In this case, it ought to be apparent that WikiLeaks is no U.S. government operation: The outrage against it is too real, too ubiquitous and variously expressed, too characteristic of furtive pathocrats spotlighted in their secret machinations and willing to use any means — including the dissemination of disinformation such as that embodied by this article and others like it — to demean, discredit, defund and destroy the wielders of the light. WikiLeaks has mortified people in power by showing them as they really are, it has shown us the crimes hidden by the “fog of war,” and it has altered global perceptions of the ongoing combat in Iraq and Afghanistan. If it were a government operation, it would not have been permitted to do these things.

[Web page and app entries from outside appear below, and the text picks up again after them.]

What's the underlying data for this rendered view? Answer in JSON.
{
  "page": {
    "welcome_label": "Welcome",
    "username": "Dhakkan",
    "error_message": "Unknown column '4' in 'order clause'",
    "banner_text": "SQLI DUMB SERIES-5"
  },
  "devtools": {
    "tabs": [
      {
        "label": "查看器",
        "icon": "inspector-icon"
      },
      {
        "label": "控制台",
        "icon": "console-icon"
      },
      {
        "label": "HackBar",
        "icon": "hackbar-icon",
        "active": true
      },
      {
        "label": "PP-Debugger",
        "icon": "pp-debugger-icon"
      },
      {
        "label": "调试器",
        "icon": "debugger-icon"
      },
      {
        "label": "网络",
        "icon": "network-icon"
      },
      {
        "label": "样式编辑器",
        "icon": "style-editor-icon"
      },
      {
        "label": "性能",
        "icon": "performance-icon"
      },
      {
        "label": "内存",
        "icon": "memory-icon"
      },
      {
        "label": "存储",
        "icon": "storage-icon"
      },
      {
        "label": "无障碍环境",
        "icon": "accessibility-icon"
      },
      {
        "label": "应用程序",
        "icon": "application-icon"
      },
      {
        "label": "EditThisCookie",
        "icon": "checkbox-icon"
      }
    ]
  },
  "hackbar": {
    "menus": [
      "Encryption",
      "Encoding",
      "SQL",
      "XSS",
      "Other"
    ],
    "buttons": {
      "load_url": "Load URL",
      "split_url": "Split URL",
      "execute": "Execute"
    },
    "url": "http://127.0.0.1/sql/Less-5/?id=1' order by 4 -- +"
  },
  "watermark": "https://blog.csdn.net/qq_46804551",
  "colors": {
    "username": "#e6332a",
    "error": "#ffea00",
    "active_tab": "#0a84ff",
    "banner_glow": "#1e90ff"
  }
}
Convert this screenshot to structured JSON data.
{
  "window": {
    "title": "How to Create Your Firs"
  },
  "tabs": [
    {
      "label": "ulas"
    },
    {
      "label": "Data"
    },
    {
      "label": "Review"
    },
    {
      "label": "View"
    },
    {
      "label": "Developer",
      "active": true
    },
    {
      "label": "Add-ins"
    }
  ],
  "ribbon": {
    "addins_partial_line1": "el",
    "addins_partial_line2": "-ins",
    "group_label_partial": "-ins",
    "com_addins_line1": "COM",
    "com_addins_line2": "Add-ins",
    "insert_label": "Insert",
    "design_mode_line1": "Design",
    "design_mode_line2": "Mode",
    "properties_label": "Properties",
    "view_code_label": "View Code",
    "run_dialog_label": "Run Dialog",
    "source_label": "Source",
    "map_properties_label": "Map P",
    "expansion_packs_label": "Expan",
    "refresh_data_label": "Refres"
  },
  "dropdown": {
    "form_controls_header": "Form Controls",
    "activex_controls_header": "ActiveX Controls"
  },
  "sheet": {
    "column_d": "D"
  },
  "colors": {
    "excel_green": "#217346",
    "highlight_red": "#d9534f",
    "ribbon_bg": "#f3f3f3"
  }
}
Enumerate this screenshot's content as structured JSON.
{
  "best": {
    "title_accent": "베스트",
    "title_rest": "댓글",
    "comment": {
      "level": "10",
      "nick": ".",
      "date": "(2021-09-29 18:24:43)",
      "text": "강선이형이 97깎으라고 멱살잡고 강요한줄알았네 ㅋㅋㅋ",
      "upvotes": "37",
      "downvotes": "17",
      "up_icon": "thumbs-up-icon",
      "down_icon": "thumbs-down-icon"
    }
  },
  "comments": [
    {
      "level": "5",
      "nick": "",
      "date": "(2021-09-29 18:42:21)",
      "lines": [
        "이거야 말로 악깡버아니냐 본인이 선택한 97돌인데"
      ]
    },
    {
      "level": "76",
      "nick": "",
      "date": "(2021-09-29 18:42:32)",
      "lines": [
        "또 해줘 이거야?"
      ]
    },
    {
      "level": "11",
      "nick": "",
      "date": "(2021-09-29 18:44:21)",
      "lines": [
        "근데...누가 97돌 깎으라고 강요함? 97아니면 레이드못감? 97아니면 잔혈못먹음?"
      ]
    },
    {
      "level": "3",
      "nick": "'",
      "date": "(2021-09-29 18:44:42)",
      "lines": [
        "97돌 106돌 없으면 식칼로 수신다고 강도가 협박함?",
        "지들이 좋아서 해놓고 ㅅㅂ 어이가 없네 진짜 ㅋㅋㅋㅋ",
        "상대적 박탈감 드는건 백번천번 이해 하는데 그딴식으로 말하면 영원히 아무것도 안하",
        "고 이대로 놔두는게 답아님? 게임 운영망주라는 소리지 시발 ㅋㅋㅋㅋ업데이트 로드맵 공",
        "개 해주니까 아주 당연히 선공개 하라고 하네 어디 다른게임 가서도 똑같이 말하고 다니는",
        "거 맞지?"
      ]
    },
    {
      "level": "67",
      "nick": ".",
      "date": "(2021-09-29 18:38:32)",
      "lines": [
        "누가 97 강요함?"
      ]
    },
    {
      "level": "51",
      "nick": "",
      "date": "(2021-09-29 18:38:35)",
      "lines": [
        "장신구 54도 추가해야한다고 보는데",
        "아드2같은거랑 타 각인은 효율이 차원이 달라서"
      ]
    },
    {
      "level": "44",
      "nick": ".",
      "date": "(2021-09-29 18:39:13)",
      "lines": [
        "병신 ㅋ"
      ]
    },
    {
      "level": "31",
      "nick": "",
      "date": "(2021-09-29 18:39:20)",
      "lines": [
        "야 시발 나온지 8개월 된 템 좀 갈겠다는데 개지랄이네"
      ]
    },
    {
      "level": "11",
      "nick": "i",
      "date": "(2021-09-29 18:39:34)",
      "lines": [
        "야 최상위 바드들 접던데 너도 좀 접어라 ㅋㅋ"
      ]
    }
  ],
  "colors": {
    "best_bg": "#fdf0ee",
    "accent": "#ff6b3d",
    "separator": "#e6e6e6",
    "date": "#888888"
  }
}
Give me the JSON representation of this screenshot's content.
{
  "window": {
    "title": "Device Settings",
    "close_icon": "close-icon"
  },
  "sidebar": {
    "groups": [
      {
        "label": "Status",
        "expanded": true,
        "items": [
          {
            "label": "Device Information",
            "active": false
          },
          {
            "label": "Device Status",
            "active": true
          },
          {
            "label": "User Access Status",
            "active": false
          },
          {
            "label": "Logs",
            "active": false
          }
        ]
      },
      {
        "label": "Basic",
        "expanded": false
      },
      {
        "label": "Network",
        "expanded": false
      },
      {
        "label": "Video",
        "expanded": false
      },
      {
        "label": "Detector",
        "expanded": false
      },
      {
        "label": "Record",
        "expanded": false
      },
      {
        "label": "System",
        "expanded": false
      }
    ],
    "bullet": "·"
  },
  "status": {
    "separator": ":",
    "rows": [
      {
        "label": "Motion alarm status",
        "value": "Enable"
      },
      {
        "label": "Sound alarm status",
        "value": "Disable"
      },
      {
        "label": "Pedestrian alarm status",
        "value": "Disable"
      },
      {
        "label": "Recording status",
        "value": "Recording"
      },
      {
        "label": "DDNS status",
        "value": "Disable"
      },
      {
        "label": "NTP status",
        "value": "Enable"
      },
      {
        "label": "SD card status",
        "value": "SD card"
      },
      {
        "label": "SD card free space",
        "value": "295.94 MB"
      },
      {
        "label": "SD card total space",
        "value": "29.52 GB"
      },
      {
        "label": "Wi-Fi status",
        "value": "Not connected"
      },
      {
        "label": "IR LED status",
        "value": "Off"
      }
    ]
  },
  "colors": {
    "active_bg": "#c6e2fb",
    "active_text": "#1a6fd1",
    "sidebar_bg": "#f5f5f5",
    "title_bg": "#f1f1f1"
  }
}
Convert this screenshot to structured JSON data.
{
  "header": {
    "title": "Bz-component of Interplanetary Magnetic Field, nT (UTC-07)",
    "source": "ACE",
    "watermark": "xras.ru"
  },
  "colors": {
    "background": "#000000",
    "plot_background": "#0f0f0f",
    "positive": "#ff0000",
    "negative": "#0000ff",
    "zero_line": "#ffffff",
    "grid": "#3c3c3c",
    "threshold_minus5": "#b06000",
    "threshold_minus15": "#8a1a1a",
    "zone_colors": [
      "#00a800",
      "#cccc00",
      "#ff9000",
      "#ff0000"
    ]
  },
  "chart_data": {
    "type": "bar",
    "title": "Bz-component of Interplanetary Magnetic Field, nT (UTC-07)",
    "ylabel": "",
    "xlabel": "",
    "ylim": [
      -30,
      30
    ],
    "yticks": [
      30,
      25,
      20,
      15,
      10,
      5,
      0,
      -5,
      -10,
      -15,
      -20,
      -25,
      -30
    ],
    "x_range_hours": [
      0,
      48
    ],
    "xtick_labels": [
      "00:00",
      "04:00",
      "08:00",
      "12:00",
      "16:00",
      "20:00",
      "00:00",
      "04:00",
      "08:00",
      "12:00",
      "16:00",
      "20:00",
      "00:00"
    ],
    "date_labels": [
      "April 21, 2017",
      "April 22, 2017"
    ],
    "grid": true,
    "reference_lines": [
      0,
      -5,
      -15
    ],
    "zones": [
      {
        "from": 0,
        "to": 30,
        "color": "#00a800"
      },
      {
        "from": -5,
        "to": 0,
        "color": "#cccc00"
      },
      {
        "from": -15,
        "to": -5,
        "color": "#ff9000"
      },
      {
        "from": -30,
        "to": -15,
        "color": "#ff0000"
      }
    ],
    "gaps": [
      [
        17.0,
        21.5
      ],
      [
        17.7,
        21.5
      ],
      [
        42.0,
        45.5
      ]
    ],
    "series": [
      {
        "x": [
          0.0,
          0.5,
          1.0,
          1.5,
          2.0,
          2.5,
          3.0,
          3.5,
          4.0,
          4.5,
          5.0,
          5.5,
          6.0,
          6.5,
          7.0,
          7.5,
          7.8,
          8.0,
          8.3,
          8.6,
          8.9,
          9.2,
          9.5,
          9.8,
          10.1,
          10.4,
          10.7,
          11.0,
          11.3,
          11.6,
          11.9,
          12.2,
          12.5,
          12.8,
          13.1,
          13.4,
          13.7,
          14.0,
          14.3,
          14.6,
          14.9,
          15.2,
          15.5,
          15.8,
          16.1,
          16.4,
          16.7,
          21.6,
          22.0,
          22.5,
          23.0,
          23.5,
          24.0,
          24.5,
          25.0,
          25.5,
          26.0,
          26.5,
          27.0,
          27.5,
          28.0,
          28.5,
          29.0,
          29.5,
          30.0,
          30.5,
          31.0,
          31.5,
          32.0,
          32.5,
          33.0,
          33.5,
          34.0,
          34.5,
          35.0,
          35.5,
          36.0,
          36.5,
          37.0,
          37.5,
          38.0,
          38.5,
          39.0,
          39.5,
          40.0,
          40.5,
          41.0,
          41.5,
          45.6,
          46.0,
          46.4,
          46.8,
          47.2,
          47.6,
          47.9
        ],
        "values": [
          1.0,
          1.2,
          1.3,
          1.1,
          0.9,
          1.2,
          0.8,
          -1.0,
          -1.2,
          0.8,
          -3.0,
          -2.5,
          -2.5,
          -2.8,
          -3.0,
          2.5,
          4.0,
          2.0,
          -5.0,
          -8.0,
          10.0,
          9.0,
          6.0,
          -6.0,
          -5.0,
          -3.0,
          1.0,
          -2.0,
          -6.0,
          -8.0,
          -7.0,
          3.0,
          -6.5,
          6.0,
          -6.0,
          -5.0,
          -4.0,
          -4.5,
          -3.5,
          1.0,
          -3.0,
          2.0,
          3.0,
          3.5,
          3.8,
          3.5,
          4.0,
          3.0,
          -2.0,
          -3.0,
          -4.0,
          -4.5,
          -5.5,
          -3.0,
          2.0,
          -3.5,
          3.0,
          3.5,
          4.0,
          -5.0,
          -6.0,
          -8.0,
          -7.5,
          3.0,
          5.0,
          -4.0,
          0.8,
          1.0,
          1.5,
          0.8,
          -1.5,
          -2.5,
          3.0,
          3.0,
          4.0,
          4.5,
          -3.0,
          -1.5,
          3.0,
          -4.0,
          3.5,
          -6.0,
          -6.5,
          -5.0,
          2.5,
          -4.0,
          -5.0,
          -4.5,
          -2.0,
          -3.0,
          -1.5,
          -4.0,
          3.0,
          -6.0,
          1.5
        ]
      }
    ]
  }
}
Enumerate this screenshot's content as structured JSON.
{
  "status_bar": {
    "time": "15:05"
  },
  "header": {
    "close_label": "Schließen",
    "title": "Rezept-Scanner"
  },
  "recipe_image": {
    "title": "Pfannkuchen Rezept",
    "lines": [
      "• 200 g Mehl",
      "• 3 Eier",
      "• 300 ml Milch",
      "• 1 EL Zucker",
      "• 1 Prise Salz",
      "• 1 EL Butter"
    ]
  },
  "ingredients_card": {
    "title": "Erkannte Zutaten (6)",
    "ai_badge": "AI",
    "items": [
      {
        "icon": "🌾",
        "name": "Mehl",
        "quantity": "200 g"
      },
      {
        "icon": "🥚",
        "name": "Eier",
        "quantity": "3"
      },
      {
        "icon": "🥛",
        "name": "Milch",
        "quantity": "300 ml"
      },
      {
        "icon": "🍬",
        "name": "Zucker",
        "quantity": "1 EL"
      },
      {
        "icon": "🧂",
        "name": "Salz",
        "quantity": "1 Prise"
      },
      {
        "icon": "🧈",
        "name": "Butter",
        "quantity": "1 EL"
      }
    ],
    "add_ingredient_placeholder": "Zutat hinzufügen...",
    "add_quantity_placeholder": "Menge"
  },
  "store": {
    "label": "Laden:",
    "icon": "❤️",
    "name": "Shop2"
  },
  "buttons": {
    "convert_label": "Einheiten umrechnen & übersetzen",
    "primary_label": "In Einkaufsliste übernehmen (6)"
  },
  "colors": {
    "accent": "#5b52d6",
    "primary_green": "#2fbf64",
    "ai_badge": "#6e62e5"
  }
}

Against these facts, the author tries to justify his aspersions against the site by observing that its diplomatic cables have been released to “the world’s most ultra-establishment of news media”: “the New York Times ... the London [sic] Guardian and Der Spiegel.” While his criticism of the New York Times’ role in promoting the Iraq invasion in 2003 is sound, the fact remains that the paper is the US’ “newspaper of record” and as such confers a cachet of respectability on its contents, while the Guardian and Spiegel are both highly regarded in Europe and considered independent and somewhat left-leaning; if WikiLeaks wants its releases taken seriously and widely read, it could hardly have chosen better.
Even more tenuous is the attempt to suggest that Julian Assange is a US stooge on the grounds that, for example, he accepts the conventional conclusions about 9/11. The author conveniently forgets that only a relatively small minority has definitively rejected those conclusions; although many people are not wholly satisfied with them, they will not fully renounce or repudiate them because they understand that they lack an evidentiary basis for doing so. And that Assange also doesn’t buy the conspiracy theories regarding the Bilderberg Group shows him once again firmly aligned with majority opinion. It is, of course, quite possible that Assange is wrong, but this is hardly evidence of his acting as a double agent on behalf of elite entities bent on silencing free speech on the internet.
As the author admits, however, attempts to control the internet long antedated the appearance of WikiLeaks. The site’s revelations will doubtless spur more and stronger efforts, but this would be as a backlash against the leaks site, not as part of a plot that includes it.
Meanwhile, we have watched as governments thunder accusations of treason at Assange; Paypal, credit card companies, banks, Amazon.com and even WikiLeaks’ DNS company have all refused to work with the site; and alleged leaker Bradley Manning, who has been convicted of no crime, is expected to serve a 52-year sentence — so far almost entirely under psychologically torturous solitary confinement — on suspicion of passing on classified documents for public release. All of this seems unnecessary, assuming that the conclusions suggested by this article are valid.
Remember as you read this: If we who oppose the pathocratic elite are fragmented and mutually suspicious, as articles like this are intended to leave us, we cripple ourselves. And whose interest does that serve?